Contact
Join
Login

The importance of data quality

Checking the accuracy of vital events records

Methods and tools to evaluate the quality of vital statistics

Tabulation and generation of vital statistics for national policy

Presentation, communication and dissemination of vital statistics

Learn how to use the Learning Centre

Move your way through the CRVS system or simply click on a topic to dive into a specific subject.

An account lets you:

  • Save resources from our Library
  • Track your progress through the Learning Centre
  • Sign-up for our free newsletter

Presentation, communication and dissemination of vital statistics

Bar charts
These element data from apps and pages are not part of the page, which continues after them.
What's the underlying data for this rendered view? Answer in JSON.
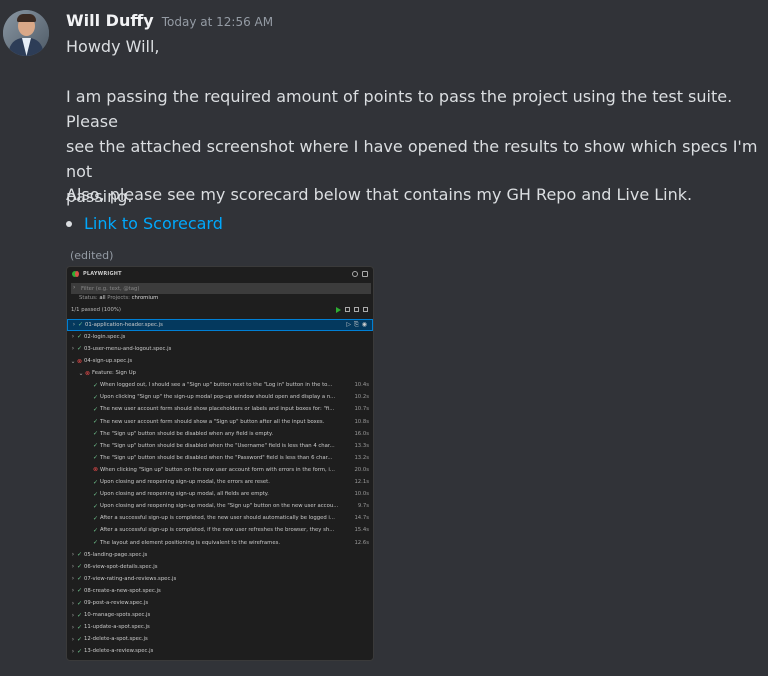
{
  "message": {
    "author": "Will Duffy",
    "timestamp": "Today at 12:56 AM",
    "greeting": "Howdy Will,",
    "paragraph1_line1": "I am passing the required amount of points to pass the project using  the test suite.  Please",
    "paragraph1_line2": "see the attached screenshot where I have opened the results to show which specs I'm not",
    "paragraph1_line3": "passing.",
    "paragraph2": "Also, please see my scorecard below that contains my GH Repo and Live Link.",
    "link_text": "Link to Scorecard",
    "edited_label": "(edited)"
  },
  "attachment": {
    "panel_title": "PLAYWRIGHT",
    "filter_placeholder": "Filter (e.g. text, @tag)",
    "status_label": "Status:",
    "status_value": "all",
    "projects_label": "Projects:",
    "projects_value": "chromium",
    "summary": "1/1 passed (100%)",
    "rows": [
      {
        "indent": 0,
        "chevron": ">",
        "status": "pass",
        "text": "01-application-header.spec.js",
        "duration": "",
        "selected": true
      },
      {
        "indent": 0,
        "chevron": ">",
        "status": "pass",
        "text": "02-login.spec.js",
        "duration": ""
      },
      {
        "indent": 0,
        "chevron": ">",
        "status": "pass",
        "text": "03-user-menu-and-logout.spec.js",
        "duration": ""
      },
      {
        "indent": 0,
        "chevron": "v",
        "status": "fail",
        "text": "04-sign-up.spec.js",
        "duration": ""
      },
      {
        "indent": 1,
        "chevron": "v",
        "status": "fail",
        "text": "Feature: Sign Up",
        "duration": ""
      },
      {
        "indent": 2,
        "chevron": "",
        "status": "pass",
        "text": "When logged out, I should see a \"Sign up\" button next to the \"Log in\" button in the to...",
        "duration": "10.4s"
      },
      {
        "indent": 2,
        "chevron": "",
        "status": "pass",
        "text": "Upon clicking \"Sign up\" the sign-up modal pop-up window should open and display a n...",
        "duration": "10.2s"
      },
      {
        "indent": 2,
        "chevron": "",
        "status": "pass",
        "text": "The new user account form should show placeholders or labels and input boxes for: \"fi...",
        "duration": "10.7s"
      },
      {
        "indent": 2,
        "chevron": "",
        "status": "pass",
        "text": "The new user account form should show a \"Sign up\" button after all the input boxes.",
        "duration": "10.8s"
      },
      {
        "indent": 2,
        "chevron": "",
        "status": "pass",
        "text": "The \"Sign up\" button should be disabled when any field is empty.",
        "duration": "16.0s"
      },
      {
        "indent": 2,
        "chevron": "",
        "status": "pass",
        "text": "The \"Sign up\" button should be disabled when the \"Username\" field is less than 4 char...",
        "duration": "13.3s"
      },
      {
        "indent": 2,
        "chevron": "",
        "status": "pass",
        "text": "The \"Sign up\" button should be disabled when the \"Password\" field is less than 6 char...",
        "duration": "13.2s"
      },
      {
        "indent": 2,
        "chevron": "",
        "status": "fail",
        "text": "When clicking \"Sign up\" button on the new user account form with errors in the form, i...",
        "duration": "20.0s"
      },
      {
        "indent": 2,
        "chevron": "",
        "status": "pass",
        "text": "Upon closing and reopening sign-up modal, the errors are reset.",
        "duration": "12.1s"
      },
      {
        "indent": 2,
        "chevron": "",
        "status": "pass",
        "text": "Upon closing and reopening sign-up modal, all fields are empty.",
        "duration": "10.0s"
      },
      {
        "indent": 2,
        "chevron": "",
        "status": "pass",
        "text": "Upon closing and reopening sign-up modal, the \"Sign up\" button on the new user accou...",
        "duration": "9.7s"
      },
      {
        "indent": 2,
        "chevron": "",
        "status": "pass",
        "text": "After a successful sign-up is completed, the new user should automatically be logged i...",
        "duration": "14.7s"
      },
      {
        "indent": 2,
        "chevron": "",
        "status": "pass",
        "text": "After a successful sign-up is completed, if the new user refreshes the browser, they sh...",
        "duration": "15.4s"
      },
      {
        "indent": 2,
        "chevron": "",
        "status": "pass",
        "text": "The layout and element positioning is equivalent to the wireframes.",
        "duration": "12.6s"
      },
      {
        "indent": 0,
        "chevron": ">",
        "status": "pass",
        "text": "05-landing-page.spec.js",
        "duration": ""
      },
      {
        "indent": 0,
        "chevron": ">",
        "status": "pass",
        "text": "06-view-spot-details.spec.js",
        "duration": ""
      },
      {
        "indent": 0,
        "chevron": ">",
        "status": "pass",
        "text": "07-view-rating-and-reviews.spec.js",
        "duration": ""
      },
      {
        "indent": 0,
        "chevron": ">",
        "status": "pass",
        "text": "08-create-a-new-spot.spec.js",
        "duration": ""
      },
      {
        "indent": 0,
        "chevron": ">",
        "status": "pass",
        "text": "09-post-a-review.spec.js",
        "duration": ""
      },
      {
        "indent": 0,
        "chevron": ">",
        "status": "pass",
        "text": "10-manage-spots.spec.js",
        "duration": ""
      },
      {
        "indent": 0,
        "chevron": ">",
        "status": "pass",
        "text": "11-update-a-spot.spec.js",
        "duration": ""
      },
      {
        "indent": 0,
        "chevron": ">",
        "status": "pass",
        "text": "12-delete-a-spot.spec.js",
        "duration": ""
      },
      {
        "indent": 0,
        "chevron": ">",
        "status": "pass",
        "text": "13-delete-a-review.spec.js",
        "duration": ""
      }
    ]
  }
}
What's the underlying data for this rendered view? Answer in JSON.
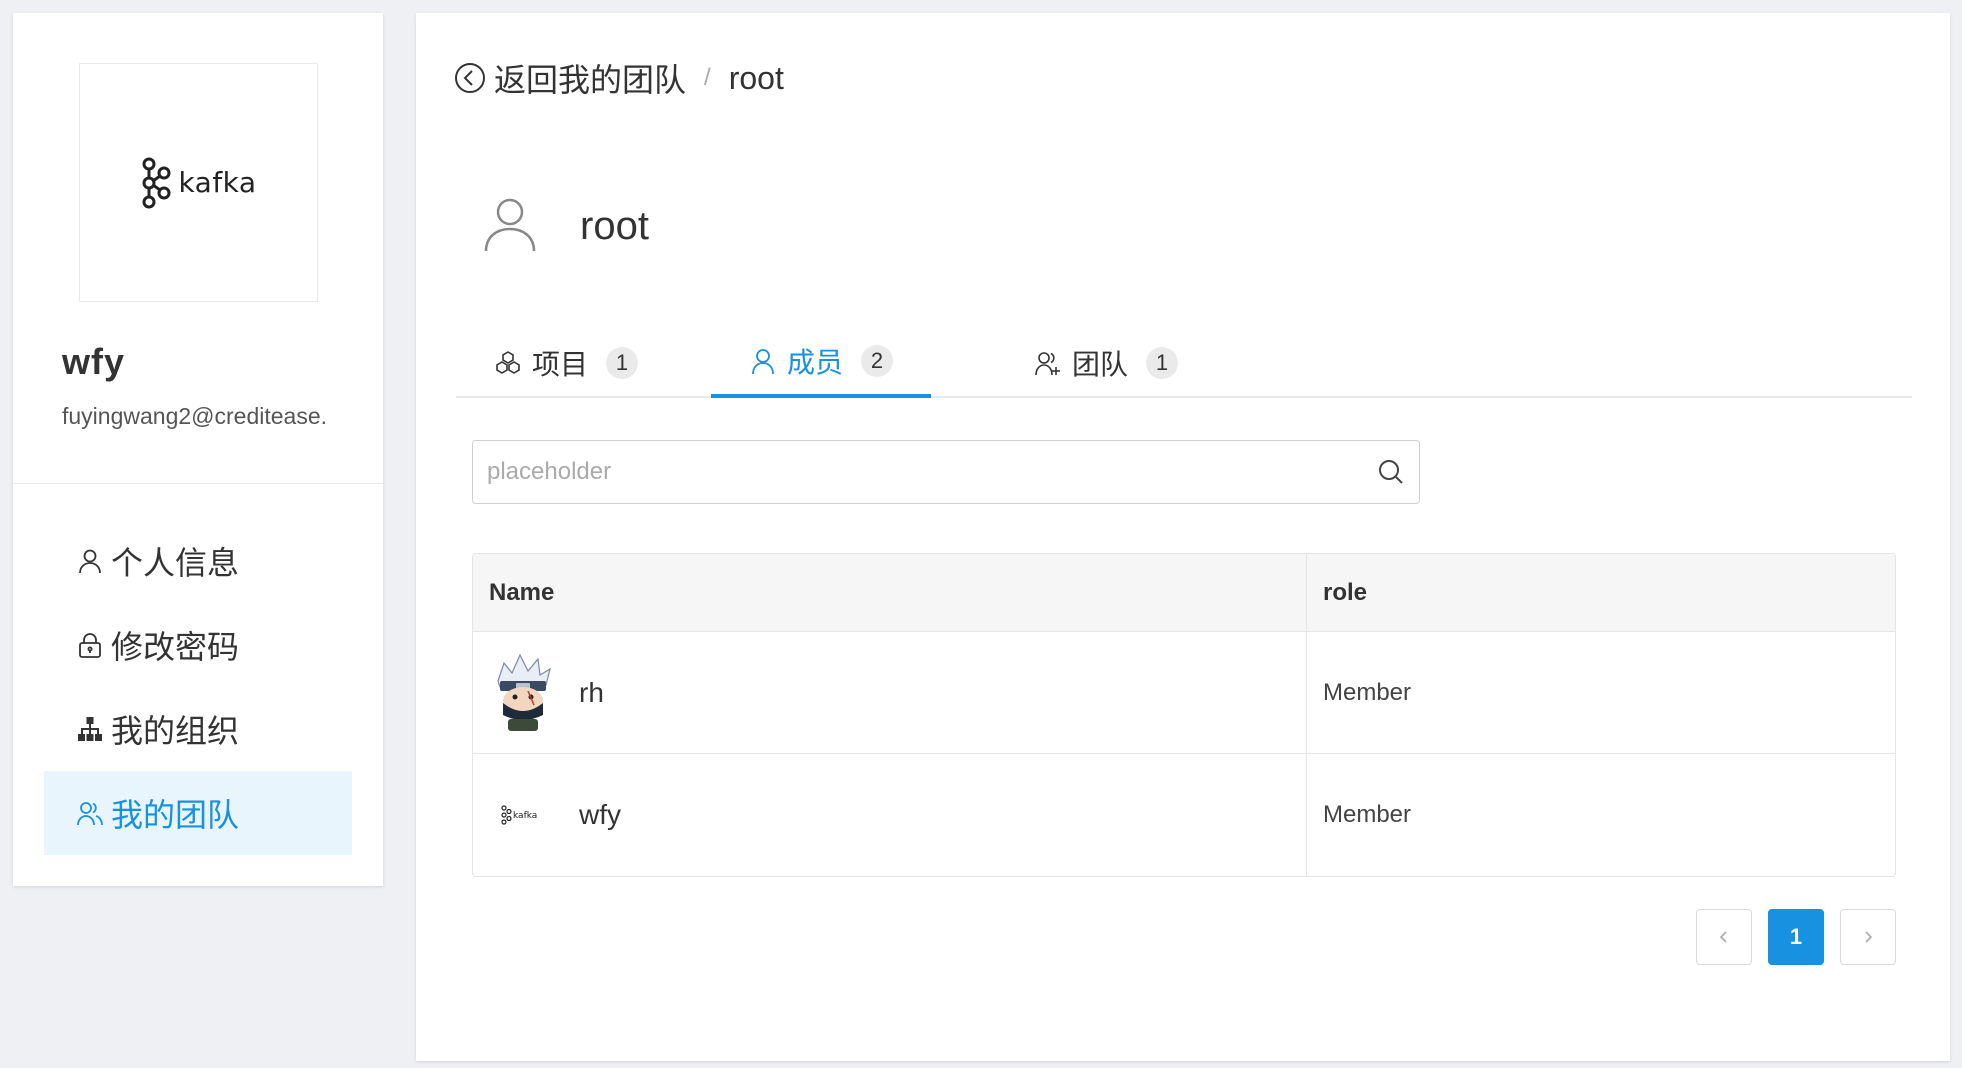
{
  "sidebar": {
    "logo_text": "kafka",
    "user_name": "wfy",
    "user_email": "fuyingwang2@creditease.",
    "menu": [
      {
        "label": "个人信息",
        "icon": "user-icon",
        "active": false
      },
      {
        "label": "修改密码",
        "icon": "lock-icon",
        "active": false
      },
      {
        "label": "我的组织",
        "icon": "org-chart-icon",
        "active": false
      },
      {
        "label": "我的团队",
        "icon": "team-icon",
        "active": true
      }
    ]
  },
  "breadcrumb": {
    "back_label": "返回我的团队",
    "separator": "/",
    "current": "root"
  },
  "profile": {
    "name": "root"
  },
  "tabs": [
    {
      "label": "项目",
      "count": "1",
      "icon": "project-icon",
      "active": false
    },
    {
      "label": "成员",
      "count": "2",
      "icon": "member-icon",
      "active": true
    },
    {
      "label": "团队",
      "count": "1",
      "icon": "team-add-icon",
      "active": false
    }
  ],
  "search": {
    "placeholder": "placeholder",
    "value": ""
  },
  "table": {
    "columns": [
      "Name",
      "role"
    ],
    "rows": [
      {
        "name": "rh",
        "role": "Member",
        "avatar": "kakashi-avatar"
      },
      {
        "name": "wfy",
        "role": "Member",
        "avatar": "kafka-logo-avatar"
      }
    ]
  },
  "pagination": {
    "prev": "<",
    "current": "1",
    "next": ">"
  },
  "colors": {
    "accent": "#1791e0",
    "active_bg": "#e9f5fd"
  }
}
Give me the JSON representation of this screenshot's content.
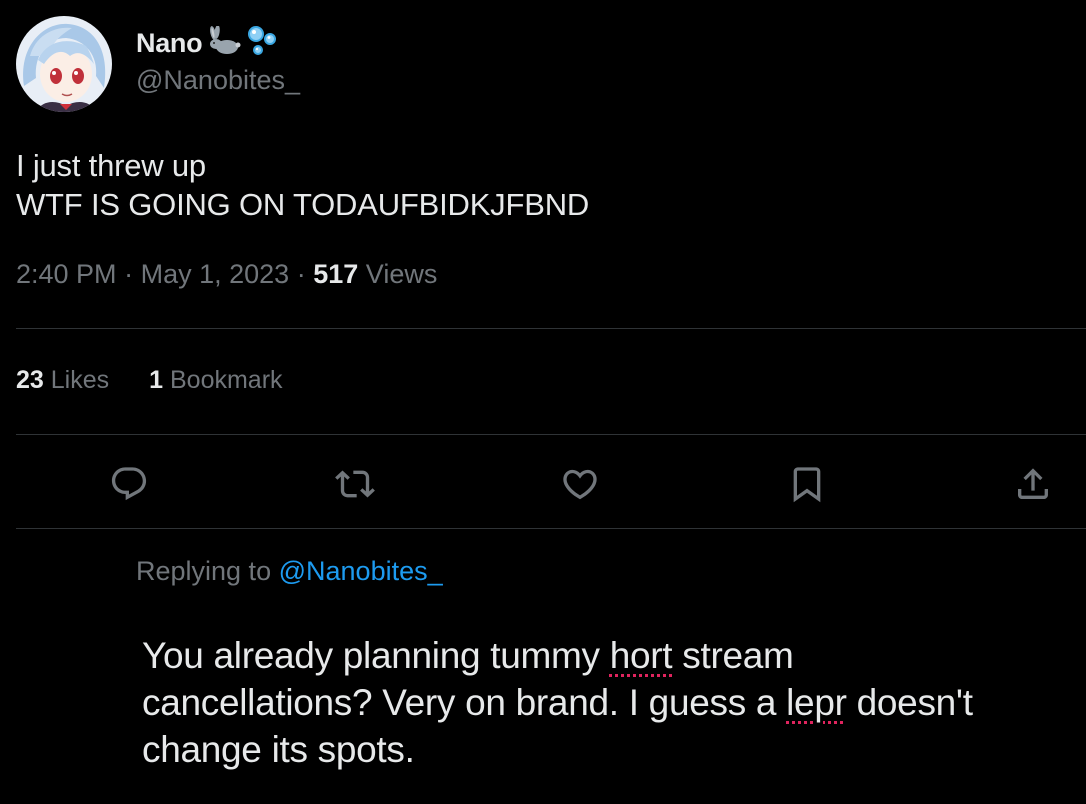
{
  "author": {
    "display_name": "Nano",
    "name_emojis": [
      "rabbit-emoji",
      "bubbles-emoji"
    ],
    "handle": "@Nanobites_"
  },
  "tweet": {
    "lines": [
      "I just threw up",
      "WTF IS GOING ON TODAUFBIDKJFBND"
    ],
    "time": "2:40 PM",
    "separator": "·",
    "date": "May 1, 2023",
    "views_count": "517",
    "views_label": "Views"
  },
  "stats": {
    "likes_count": "23",
    "likes_label": "Likes",
    "bookmarks_count": "1",
    "bookmarks_label": "Bookmark"
  },
  "actions": [
    "reply-icon",
    "retweet-icon",
    "like-icon",
    "bookmark-icon",
    "share-icon"
  ],
  "reply": {
    "replying_prefix": "Replying to",
    "replying_handle": "@Nanobites_",
    "line1_pre": "You already planning tummy ",
    "line1_misspelled": "hort",
    "line1_post": " stream",
    "line2_pre": "cancellations? Very on brand. I guess a ",
    "line2_misspelled": "lepr",
    "line2_post": " doesn't",
    "line3": "change its spots."
  },
  "colors": {
    "background": "#000000",
    "text_primary": "#e7e9ea",
    "text_secondary": "#71767b",
    "divider": "#2f3336",
    "link": "#1d9bf0",
    "spellcheck": "#e0245e"
  }
}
The bar chart  (example below) is probably the most used type of chart for good reasons. It is one of the simplest to draw and read and can be used to compare frequencies and values from different populations. The bars can be either horizontal or vertical, depending on the amount of text you have (horizontal makes it easier to read the text). To facilitate comparisons of values, it is usually preferable to order the bars by size from smallest to tallest. The exception to this is if there is an inherent order in the variable, like age groups or wealth quintiles. Care should also be taken to ensure that the bars are wider than the gaps between them.

download


A subtype is the  stacked bar chart  (example below), which is useful for showing segments of a total when there are not too many segments.

Stacked_bar_chart

Source: World Health Organization (2014). Global status report on alcohol and health 2014 .

Another subtype is the  population pyramid  (example below) which is a combination of two horizontal bar charts, commonly used to show the age and sex structure of the population of a country or region. Population pyramids are particularly useful to understand the age and sex structure of a population and departures from expectations.

Population_pyramid

The population pyramid is also useful for showing the age and sex structure of deaths in a population. It displays a country’s mortality pattern in one view, as well as revealing divergence from the normal pattern. 


© University of Melbourne 2018   For more information on copyright visit our website terms